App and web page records
___

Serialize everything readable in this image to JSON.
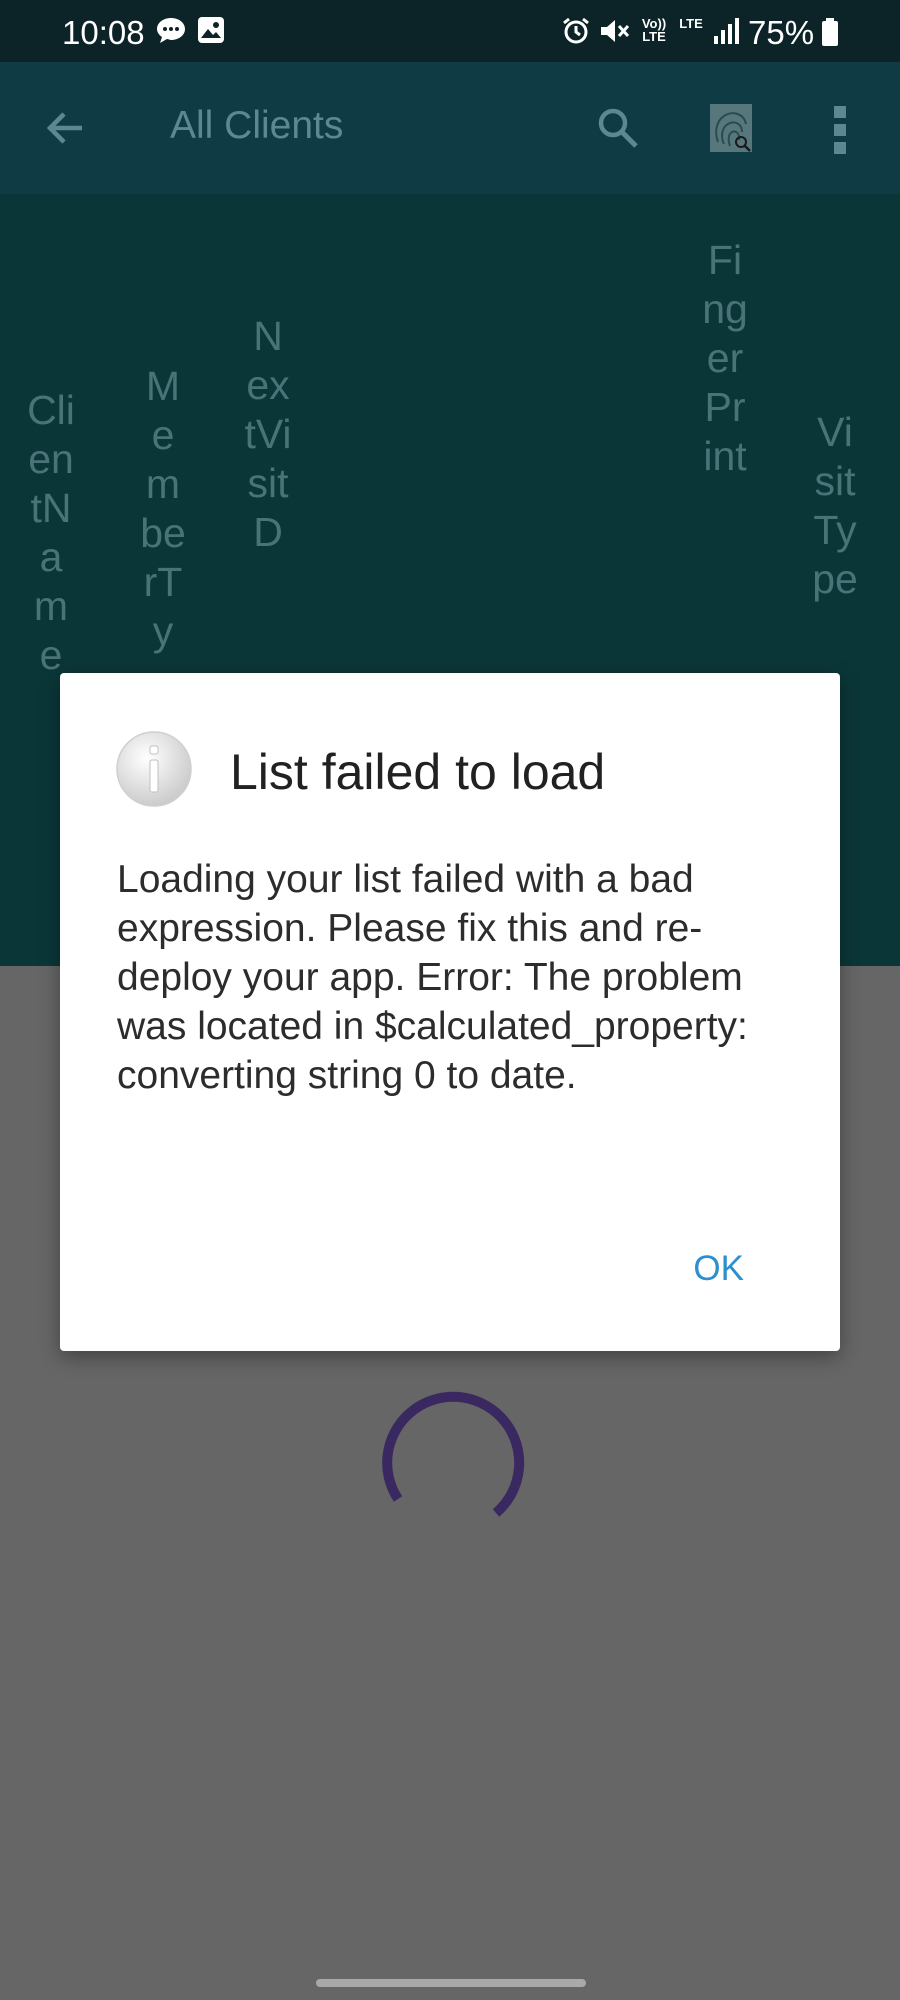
{
  "status_bar": {
    "time": "10:08",
    "battery": "75%",
    "volte": "Vo)) LTE",
    "lte": "LTE"
  },
  "app_bar": {
    "title": "All Clients",
    "icons": [
      "back-arrow-icon",
      "search-icon",
      "fingerprint-icon",
      "more-vert-icon"
    ]
  },
  "columns": [
    {
      "label": "ClientName"
    },
    {
      "label": "MemberTy"
    },
    {
      "label": "NextVisitD"
    },
    {
      "label": "FingerPrint"
    },
    {
      "label": "VisitType"
    }
  ],
  "dialog": {
    "title": "List failed to load",
    "message": "Loading your list failed with a bad expression. Please fix this and re-deploy your app. Error: The problem was located in $calculated_property: converting string 0 to date.",
    "ok_label": "OK",
    "icon": "info-icon"
  },
  "colors": {
    "app_bar": "#0f3b44",
    "header_band": "#0b3638",
    "scrim": "#666666",
    "accent": "#2c8fce",
    "spinner": "#3a2960"
  }
}
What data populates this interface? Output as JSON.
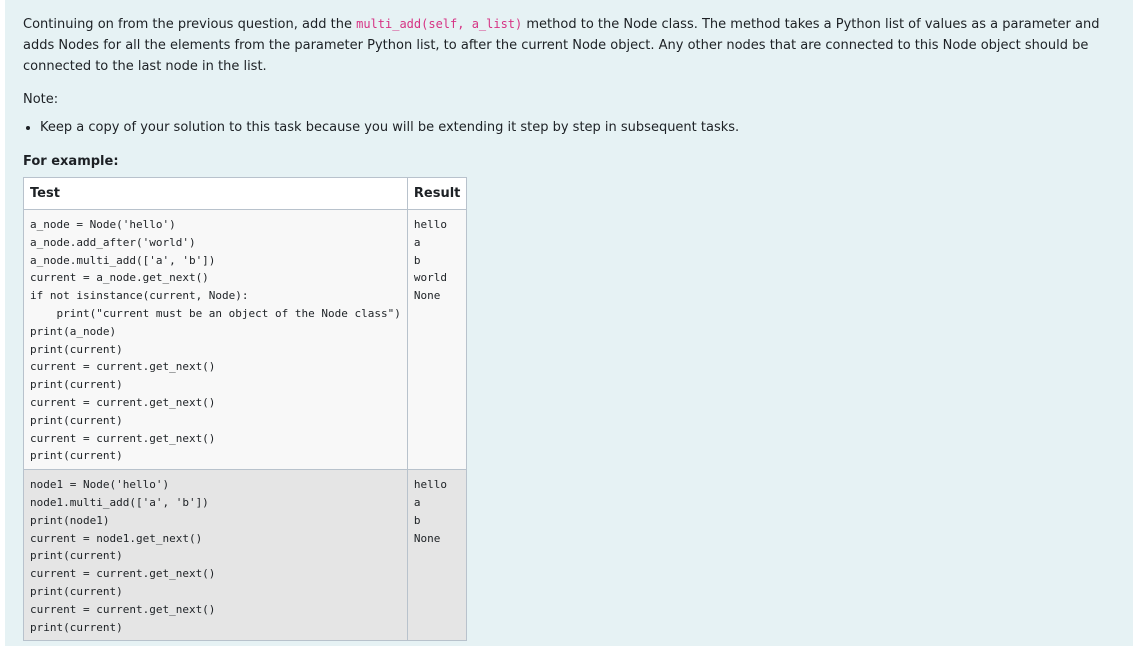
{
  "question": {
    "text_before": "Continuing on from the previous question, add the ",
    "method_signature": "multi_add(self, a_list)",
    "text_after": " method to the Node class. The method takes a Python list of values as a parameter and adds Nodes for all the elements from the parameter Python list, to after the current Node object. Any other nodes that are connected to this Node object should be connected to the last node in the list.",
    "note_label": "Note:",
    "bullets": [
      "Keep a copy of your solution to this task because you will be extending it step by step in subsequent tasks."
    ],
    "example_heading": "For example:"
  },
  "examples_table": {
    "headers": {
      "test": "Test",
      "result": "Result"
    },
    "rows": [
      {
        "test": "a_node = Node('hello')\na_node.add_after('world')\na_node.multi_add(['a', 'b'])\ncurrent = a_node.get_next()\nif not isinstance(current, Node):\n    print(\"current must be an object of the Node class\")\nprint(a_node)\nprint(current)\ncurrent = current.get_next()\nprint(current)\ncurrent = current.get_next()\nprint(current)\ncurrent = current.get_next()\nprint(current)",
        "result": "hello\na\nb\nworld\nNone"
      },
      {
        "test": "node1 = Node('hello')\nnode1.multi_add(['a', 'b'])\nprint(node1)\ncurrent = node1.get_next()\nprint(current)\ncurrent = current.get_next()\nprint(current)\ncurrent = current.get_next()\nprint(current)",
        "result": "hello\na\nb\nNone"
      }
    ]
  }
}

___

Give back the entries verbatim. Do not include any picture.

Answer to the problem:
Serialize everything readable in this image to JSON.
{
  "status_bar": {
    "time": "10:08",
    "battery": "75%",
    "volte": "Vo)) LTE",
    "lte": "LTE"
  },
  "app_bar": {
    "title": "All Clients",
    "icons": [
      "back-arrow-icon",
      "search-icon",
      "fingerprint-icon",
      "more-vert-icon"
    ]
  },
  "columns": [
    {
      "label": "ClientName"
    },
    {
      "label": "MemberTy"
    },
    {
      "label": "NextVisitD"
    },
    {
      "label": "FingerPrint"
    },
    {
      "label": "VisitType"
    }
  ],
  "dialog": {
    "title": "List failed to load",
    "message": "Loading your list failed with a bad expression. Please fix this and re-deploy your app. Error: The problem was located in $calculated_property: converting string 0 to date.",
    "ok_label": "OK",
    "icon": "info-icon"
  },
  "colors": {
    "app_bar": "#0f3b44",
    "header_band": "#0b3638",
    "scrim": "#666666",
    "accent": "#2c8fce",
    "spinner": "#3a2960"
  }
}
What data populates this interface? Output as JSON.
{
  "question": {
    "text_before": "Continuing on from the previous question, add the ",
    "method_signature": "multi_add(self, a_list)",
    "text_after": " method to the Node class. The method takes a Python list of values as a parameter and adds Nodes for all the elements from the parameter Python list, to after the current Node object. Any other nodes that are connected to this Node object should be connected to the last node in the list.",
    "note_label": "Note:",
    "bullets": [
      "Keep a copy of your solution to this task because you will be extending it step by step in subsequent tasks."
    ],
    "example_heading": "For example:"
  },
  "examples_table": {
    "headers": {
      "test": "Test",
      "result": "Result"
    },
    "rows": [
      {
        "test": "a_node = Node('hello')\na_node.add_after('world')\na_node.multi_add(['a', 'b'])\ncurrent = a_node.get_next()\nif not isinstance(current, Node):\n    print(\"current must be an object of the Node class\")\nprint(a_node)\nprint(current)\ncurrent = current.get_next()\nprint(current)\ncurrent = current.get_next()\nprint(current)\ncurrent = current.get_next()\nprint(current)",
        "result": "hello\na\nb\nworld\nNone"
      },
      {
        "test": "node1 = Node('hello')\nnode1.multi_add(['a', 'b'])\nprint(node1)\ncurrent = node1.get_next()\nprint(current)\ncurrent = current.get_next()\nprint(current)\ncurrent = current.get_next()\nprint(current)",
        "result": "hello\na\nb\nNone"
      }
    ]
  }
}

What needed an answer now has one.